News of a vaccine to fight coronavirus (Covid-19) gave confidence to the market, but the ongoing increase in cases worldwide continues to weigh on the global economy.
The oil price rallied this week and the Saudi Arabian minister hinted of further oil supply management at one of the world’s biggest energy gatherings held virtually this week.
In Friday trading, Brent crude was above US$43 with WTI over US$40 a barrel.
The oil price surged earlier this week on news of a vaccine from pharmaceutical company Pfizer (NYSE;PFE) but the International Energy Agency cautioned that oil demand will not automatically rise as a result of this news.
A return to normal
It will take time for life to return to normal and economic activity to rise. This is a prerequisite for any indication of a rise in global oil demand.
OPEC will meet at the end of the month and the energy minister for Saudi Arabia, Prince Abdulaziz bin Salman said the organisation was capable of “tweaking” supply to meet the needs of the world.
In its monthly oil report, the IEA said “it is far too early to know how and when vaccines will allow normal life to resume,” adding that their forecasts don’t see any recovery in the first half of 2021.
The IEA increased its gloomy outlook for the oil market this year, saying it expects global oil demand to fall by 8.8 million barrels a day in 2020.
Pre-Covid, oil demand had been above 100 million barrels a day, the IEA is expecting we’ll close out the year at around 91.3 million barrels a day.
OPEC issued its monthly oil report this week with estimates of global oil demand just above 90 million barrels a day, down 9.8 million barrels a day.
No swift uptake
As the pandemic spreads and cases increase, the organisation sees no swift uptake in oil demand.

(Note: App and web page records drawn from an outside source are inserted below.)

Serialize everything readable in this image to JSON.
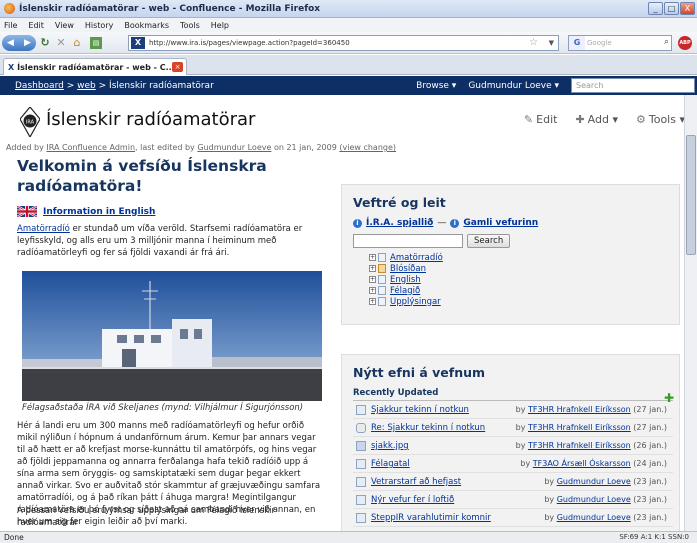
{
  "window": {
    "title": "Íslenskir radíóamatörar - web - Confluence - Mozilla Firefox",
    "controls": [
      "_",
      "□",
      "X"
    ]
  },
  "menu": [
    "File",
    "Edit",
    "View",
    "History",
    "Bookmarks",
    "Tools",
    "Help"
  ],
  "nav": {
    "url": "http://www.ira.is/pages/viewpage.action?pageId=360450",
    "search_placeholder": "Google",
    "addon": "ABP"
  },
  "tab": {
    "label": "Íslenskir radíóamatörar - web - C...",
    "icon": "ira-favicon"
  },
  "confluence_bar": {
    "breadcrumb": [
      "Dashboard",
      "web",
      "Íslenskir radíóamatörar"
    ],
    "sep": ">",
    "browse": "Browse ▾",
    "user": "Gudmundur Loeve ▾",
    "search_placeholder": "Search"
  },
  "page": {
    "title": "Íslenskir radíóamatörar",
    "actions": {
      "edit": "Edit",
      "add": "Add ▾",
      "tools": "Tools ▾"
    },
    "meta": {
      "prefix": "Added by ",
      "creator": "IRA Confluence Admin",
      "mid": ", last edited by ",
      "editor": "Gudmundur Loeve",
      "date": " on 21 jan, 2009 ",
      "view_change": "(view change)"
    },
    "heading": "Velkomin á vefsíðu Íslenskra radíóamatöra!",
    "english_link": "Information in English",
    "intro_link": "Amatörradíó",
    "intro_text": " er stundað um víða veröld. Starfsemi radíóamatöra er leyfisskyld, og alls eru um 3 milljónir manna í heiminum með radíóamatörleyfi og fer sá fjöldi vaxandi ár frá ári.",
    "caption": "Félagsaðstaða ÍRA við Skeljanes (mynd: Vilhjálmur Í Sigurjónsson)",
    "para2": "Hér á landi eru um 300 manns með radíóamatörleyfi og hefur orðið mikil nýliðun í hópnum á undanförnum árum. Kemur þar annars vegar til að hætt er að krefjast morse-kunnáttu til amatörpófs, og hins vegar að fjöldi jeppamanna og annarra ferðalanga hafa tekið radíóið upp á sína arma sem öryggis- og samskiptatæki sem dugar þegar ekkert annað virkar. Svo er auðvitað stór skammtur af græjuvæðingu samfara amatörradíói, og á það ríkan þátt í áhuga margra! Megintilgangur radíóamatöra er þó fyrst og síðast að ná sambandi hver við annan, en hver um sig fer eigin leiðir að því marki.",
    "para3": "Á þessari vefsíðu eru ýmsar upplýsingar um Félagið Íslenskir radíóamatörar"
  },
  "panel1": {
    "title": "Veftré og leit",
    "link1": "Í.R.A. spjallið",
    "dash": "—",
    "link2": "Gamli vefurinn",
    "search_button": "Search",
    "tree": [
      "Amatörradíó",
      "Blósíðan",
      "English",
      "Félagið",
      "Upplýsingar"
    ]
  },
  "panel2": {
    "title": "Nýtt efni á vefnum",
    "subtitle": "Recently Updated",
    "items": [
      {
        "title": "Sjakkur tekinn í notkun",
        "by": "by ",
        "author": "TF3HR Hrafnkell Eiríksson",
        "date": " (27 jan.)",
        "type": "page"
      },
      {
        "title": "Re: Sjakkur tekinn í notkun",
        "by": "by ",
        "author": "TF3HR Hrafnkell Eiríksson",
        "date": " (27 jan.)",
        "type": "comment"
      },
      {
        "title": "sjakk.jpg",
        "by": "by ",
        "author": "TF3HR Hrafnkell Eiríksson",
        "date": " (26 jan.)",
        "type": "image"
      },
      {
        "title": "Félagatal",
        "by": "by ",
        "author": "TF3AO Ársæll Óskarsson",
        "date": " (24 jan.)",
        "type": "page"
      },
      {
        "title": "Vetrarstarf að hefjast",
        "by": "by ",
        "author": "Gudmundur Loeve",
        "date": " (23 jan.)",
        "type": "page"
      },
      {
        "title": "Nýr vefur fer í loftið",
        "by": "by ",
        "author": "Gudmundur Loeve",
        "date": " (23 jan.)",
        "type": "page"
      },
      {
        "title": "SteppIR varahlutimir komnir",
        "by": "by ",
        "author": "Gudmundur Loeve",
        "date": " (23 jan.)",
        "type": "page"
      }
    ]
  },
  "status": {
    "left": "Done",
    "right": "SF:69 A:1 K:1 SSN:0"
  }
}
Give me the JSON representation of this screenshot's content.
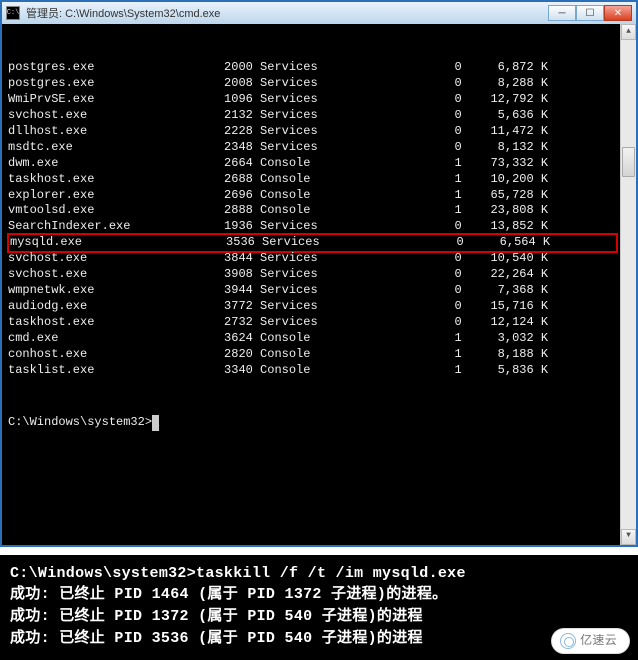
{
  "window": {
    "icon_text": "C:\\",
    "title": "管理员: C:\\Windows\\System32\\cmd.exe"
  },
  "processes": [
    {
      "name": "postgres.exe",
      "pid": "2000",
      "session": "Services",
      "snum": "0",
      "mem": "6,872 K",
      "highlight": false
    },
    {
      "name": "postgres.exe",
      "pid": "2008",
      "session": "Services",
      "snum": "0",
      "mem": "8,288 K",
      "highlight": false
    },
    {
      "name": "WmiPrvSE.exe",
      "pid": "1096",
      "session": "Services",
      "snum": "0",
      "mem": "12,792 K",
      "highlight": false
    },
    {
      "name": "svchost.exe",
      "pid": "2132",
      "session": "Services",
      "snum": "0",
      "mem": "5,636 K",
      "highlight": false
    },
    {
      "name": "dllhost.exe",
      "pid": "2228",
      "session": "Services",
      "snum": "0",
      "mem": "11,472 K",
      "highlight": false
    },
    {
      "name": "msdtc.exe",
      "pid": "2348",
      "session": "Services",
      "snum": "0",
      "mem": "8,132 K",
      "highlight": false
    },
    {
      "name": "dwm.exe",
      "pid": "2664",
      "session": "Console",
      "snum": "1",
      "mem": "73,332 K",
      "highlight": false
    },
    {
      "name": "taskhost.exe",
      "pid": "2688",
      "session": "Console",
      "snum": "1",
      "mem": "10,200 K",
      "highlight": false
    },
    {
      "name": "explorer.exe",
      "pid": "2696",
      "session": "Console",
      "snum": "1",
      "mem": "65,728 K",
      "highlight": false
    },
    {
      "name": "vmtoolsd.exe",
      "pid": "2888",
      "session": "Console",
      "snum": "1",
      "mem": "23,808 K",
      "highlight": false
    },
    {
      "name": "SearchIndexer.exe",
      "pid": "1936",
      "session": "Services",
      "snum": "0",
      "mem": "13,852 K",
      "highlight": false
    },
    {
      "name": "mysqld.exe",
      "pid": "3536",
      "session": "Services",
      "snum": "0",
      "mem": "6,564 K",
      "highlight": true
    },
    {
      "name": "svchost.exe",
      "pid": "3844",
      "session": "Services",
      "snum": "0",
      "mem": "10,540 K",
      "highlight": false
    },
    {
      "name": "svchost.exe",
      "pid": "3908",
      "session": "Services",
      "snum": "0",
      "mem": "22,264 K",
      "highlight": false
    },
    {
      "name": "wmpnetwk.exe",
      "pid": "3944",
      "session": "Services",
      "snum": "0",
      "mem": "7,368 K",
      "highlight": false
    },
    {
      "name": "audiodg.exe",
      "pid": "3772",
      "session": "Services",
      "snum": "0",
      "mem": "15,716 K",
      "highlight": false
    },
    {
      "name": "taskhost.exe",
      "pid": "2732",
      "session": "Services",
      "snum": "0",
      "mem": "12,124 K",
      "highlight": false
    },
    {
      "name": "cmd.exe",
      "pid": "3624",
      "session": "Console",
      "snum": "1",
      "mem": "3,032 K",
      "highlight": false
    },
    {
      "name": "conhost.exe",
      "pid": "2820",
      "session": "Console",
      "snum": "1",
      "mem": "8,188 K",
      "highlight": false
    },
    {
      "name": "tasklist.exe",
      "pid": "3340",
      "session": "Console",
      "snum": "1",
      "mem": "5,836 K",
      "highlight": false
    }
  ],
  "prompt": "C:\\Windows\\system32>",
  "second": {
    "prompt": "C:\\Windows\\system32>",
    "command": "taskkill /f /t /im mysqld.exe",
    "lines": [
      "成功: 已终止 PID 1464 (属于 PID 1372 子进程)的进程。",
      "成功: 已终止 PID 1372 (属于 PID 540 子进程)的进程",
      "成功: 已终止 PID 3536 (属于 PID 540 子进程)的进程"
    ]
  },
  "watermark": "亿速云",
  "col_widths": {
    "name": 26,
    "pid": 8,
    "session": 16,
    "snum": 12,
    "mem": 12
  }
}
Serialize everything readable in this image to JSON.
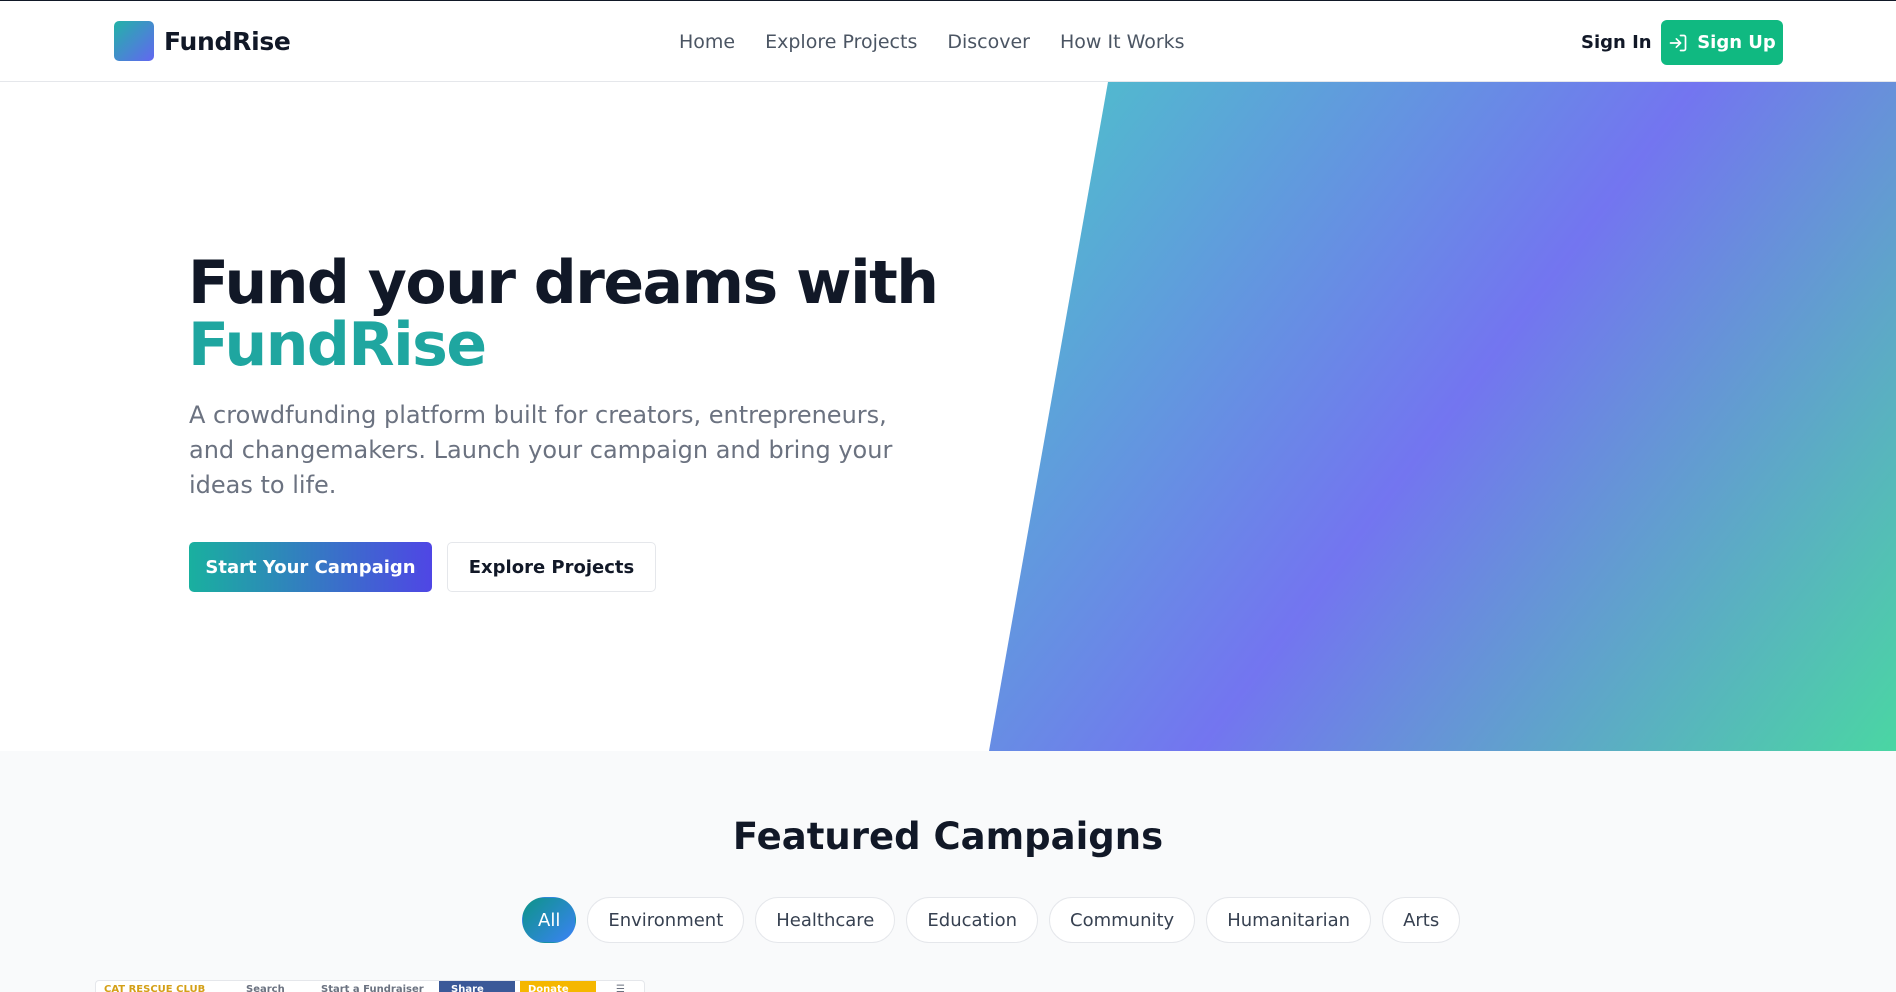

“These downward revisions mainly take into account downward adjustments to the economic outlook in OECD economies due to COVID-19 containment measures, with the accompanying adverse impacts on transportation and industrial fuel demand through mid-2021″.
OPEC expects 2021 to be a better year for oil demand with expectations of an increase of 6.2 million barrels a day, still lower than pre-pandemic levels. The IEA expects that increase to be 5.8 million barrels a day in 2021.
Global oil supply is on the increase and with such low demand, that will be a concern.
The IEA estimates that it’s up 200,000 barrels a day since last month and with production from Libya back in the mix and a resumption of supply in the US post hurricane season, more than a million extra barrels could be expected on the market.
The IEA said that “the combination of weaker demand and rising oil supply provides a difficult backdrop to the meeting of OPEC+ countries”.
Saudi Arabia’s Prince Abdulaziz bin Salman was speaking at ADIPEC in Abu Dhabi this week and he reassured the market when he said that OPEC ministers are ready to make whatever adjustments are necessary to keep the market in balance.
Principle of tweaking
“They are committed to the principle of tweaking,” he said, adding, “it could be a tweak even beyond what the so-called analysts are talking about”. OPEC is scheduled to ease the current production cuts for 2021, but the feeling is they will maintain the current cuts of 7.7 million barrels a day.
The UAE minister of energy and infrastructure, Suhail Al Mazrouei also addressed the conference and added that “OPEC+ are up to the challenge of doing whatever it takes to create that balance,” adding “we have the ability to tweak”.
This year more than ever, oil producer tweaking skills will be needed as the industry is under severe pressure.
A return to stronger global growth will be slow but sure, as the world now looks to a vaccine to help stop the pandemic.